If it was up to the PPA itself or the public pronouncements from the PPA Board, the answer would be naething much at all. The PPA ‘News‘ section is devoid of, well, news. It doesn’t even have the press release announcing Shephard’s departure (though to give them their due, they did manage to airbrush all references to him from the site within 12 hours).
The PPA Board has been silent both collectively and singly, demonstrating the gift for leadership that we’ve all come to love. Presumably the board agreed with Shephard’s vision for the PPA when they appointed him last year, so one might conclude that they got rid of him because he was either not following this strategy, or they felt that the changed circumstances of the past year meant a change of vision was needed.
In private, publishers are a bit more forthcoming. Shephard seemed very good at cutting costs, but his year zero policy of axing all events and most of the awards junkets as well as getting rid of the marketing department left the PPA’s visibility at an all time low – and that was just within the industry. Given their other pressures, publishers were starting to question just why they were paying their not inconsiderable membership fees.
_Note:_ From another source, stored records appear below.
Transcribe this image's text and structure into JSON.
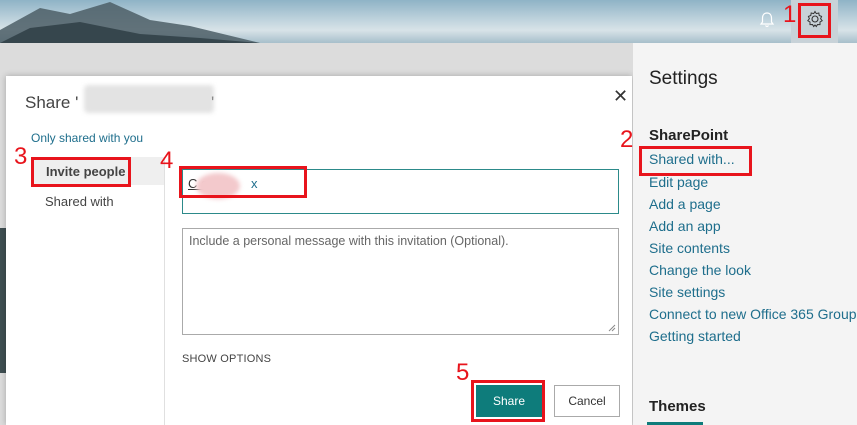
{
  "dialog": {
    "title": "Share '",
    "title_end": "'",
    "close_icon": "close-icon",
    "only_shared": "Only shared with you",
    "nav_invite": "Invite people",
    "nav_shared_with": "Shared with",
    "people_name": "C          ay",
    "people_remove": "x",
    "message_placeholder": "Include a personal message with this invitation (Optional).",
    "show_options": "SHOW OPTIONS",
    "share_label": "Share",
    "cancel_label": "Cancel"
  },
  "settings": {
    "title": "Settings",
    "section": "SharePoint",
    "links": [
      "Shared with...",
      "Edit page",
      "Add a page",
      "Add an app",
      "Site contents",
      "Change the look",
      "Site settings",
      "Connect to new Office 365 Group",
      "Getting started"
    ],
    "themes_heading": "Themes"
  },
  "annotations": [
    "1",
    "2",
    "3",
    "4",
    "5"
  ],
  "colors": {
    "accent": "#0e7c7b",
    "link": "#1e6e8c",
    "annotation": "#e8141c"
  }
}
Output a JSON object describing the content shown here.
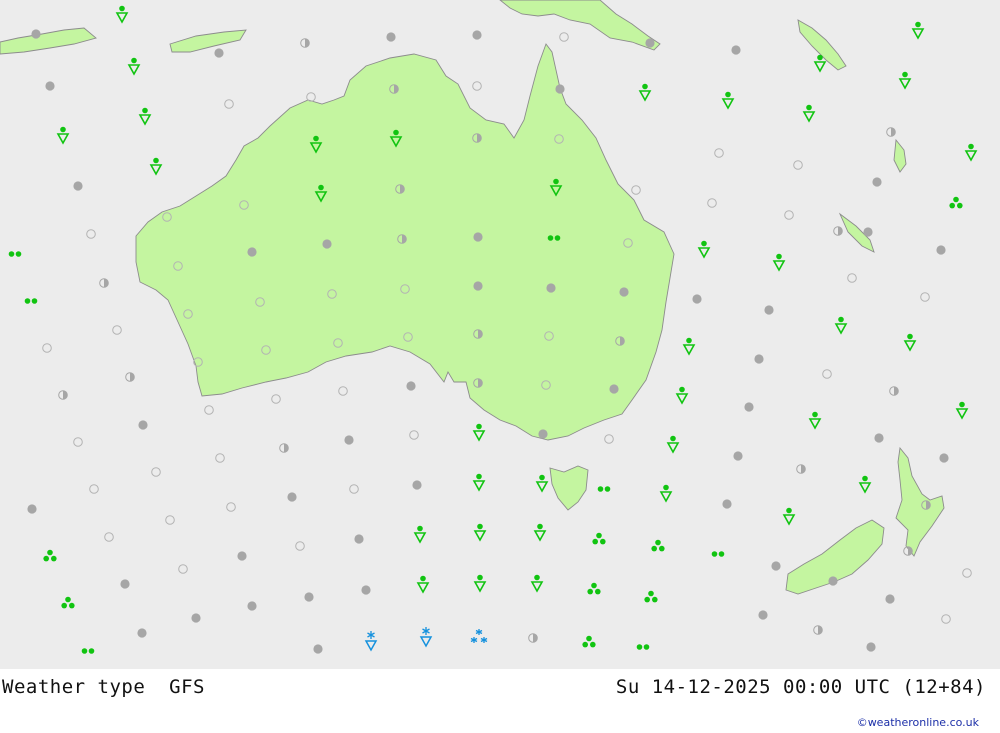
{
  "footer": {
    "label": "Weather type",
    "model": "GFS",
    "datetime": "Su 14-12-2025 00:00 UTC (12+84)",
    "credit": "©weatheronline.co.uk"
  },
  "colors": {
    "sea": "#ececec",
    "land": "#c4f5a0",
    "coast": "#8c8c8c",
    "rain": "#11c411",
    "snow": "#1591dd",
    "cloud": "#a6a6a6"
  },
  "legend_of_symbols": {
    "overcast": "filled-grey-circle",
    "partly-cloudy": "half-filled-circle",
    "clear": "open-circle",
    "drizzle": "two-green-dots",
    "rain": "three-green-dots",
    "rain-shower": "green-dot-over-triangle",
    "snow-shower": "blue-star-over-triangle",
    "snow": "three-blue-stars"
  }
}
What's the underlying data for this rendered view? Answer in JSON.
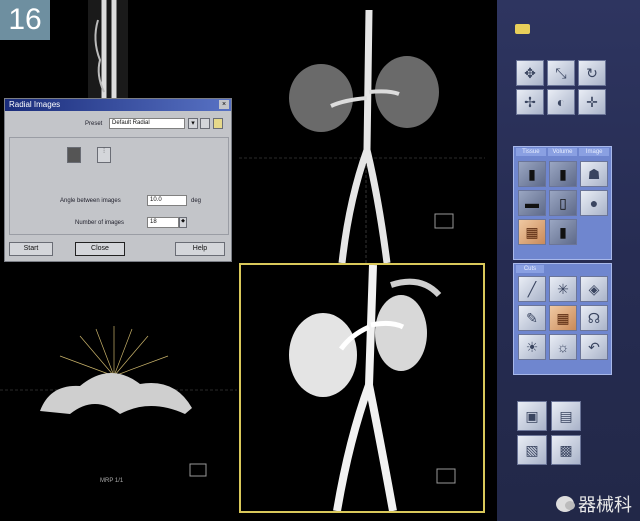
{
  "figure_label": "16",
  "colors": {
    "toolbar_bg": "#262c52",
    "active_viewport_border": "#d9c85a",
    "tab_panel": "#6f86cf",
    "dialog_title": "#1a2c7a"
  },
  "dialog": {
    "title": "Radial Images",
    "preset_label": "Preset",
    "preset_value": "Default Radial",
    "angle_label": "Angle between images",
    "angle_value": "10.0",
    "angle_unit": "deg",
    "number_label": "Number of images",
    "number_value": "18",
    "buttons": {
      "start": "Start",
      "close": "Close",
      "help": "Help"
    }
  },
  "toolbar": {
    "folder_icon": "folder-icon",
    "tool_tabs": [
      "Tissue",
      "Volume",
      "Image"
    ],
    "lower_tab": "Cuts"
  },
  "viewports": {
    "bottom_left_caption": "MRP 1/1"
  },
  "watermark": "器械科"
}
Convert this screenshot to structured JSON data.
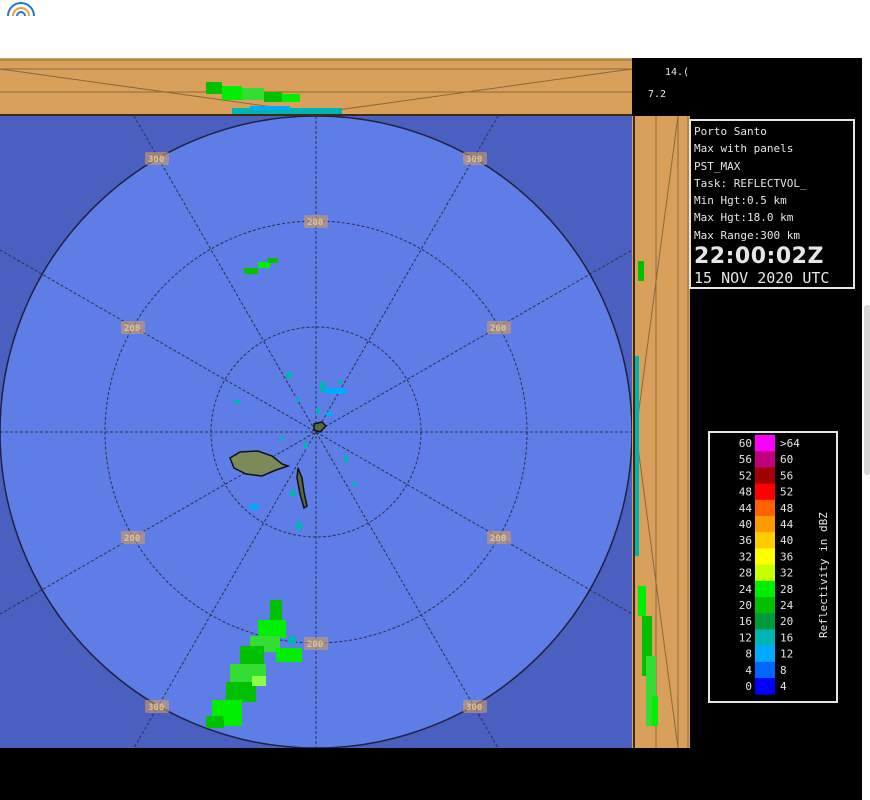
{
  "info": {
    "station": "Porto Santo",
    "product": "Max with panels",
    "code": "PST_MAX",
    "task": "Task: REFLECTVOL_",
    "min_hgt": "Min Hgt:0.5 km",
    "max_hgt": "Max Hgt:18.0 km",
    "max_range": "Max Range:300 km",
    "time": "22:00:02Z",
    "date": "15 NOV 2020 UTC"
  },
  "height_axis": {
    "top": "14.(",
    "mid": "7.2"
  },
  "range_labels": {
    "outer": "300",
    "middle": "200",
    "inner": "200"
  },
  "legend": {
    "title": "Reflectivity in dBZ",
    "left": [
      "60",
      "56",
      "52",
      "48",
      "44",
      "40",
      "36",
      "32",
      "28",
      "24",
      "20",
      "16",
      "12",
      "8",
      "4",
      "0"
    ],
    "right": [
      ">64",
      "60",
      "56",
      "52",
      "48",
      "44",
      "40",
      "36",
      "32",
      "28",
      "24",
      "20",
      "16",
      "12",
      "8",
      "4"
    ],
    "colors": [
      "#ff00ff",
      "#c0007a",
      "#a00000",
      "#ff0000",
      "#ff6000",
      "#ff9900",
      "#ffcc00",
      "#ffff00",
      "#c8ff00",
      "#00ee00",
      "#00c000",
      "#009a3a",
      "#00b4b4",
      "#00aaff",
      "#0066ff",
      "#0000ff"
    ]
  },
  "colors": {
    "panel_tan": "#d9a05b",
    "ppi_bg": "#4a5fc0",
    "circle": "#5e7de6",
    "rings": "#2a2f4a"
  }
}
It seems to have been this chitter that persuaded the board to do something, because if it’s one thing that they don’t want it’s the existential questions, mainly because (collectively) they have no answers. Just what is the PPA for, actually?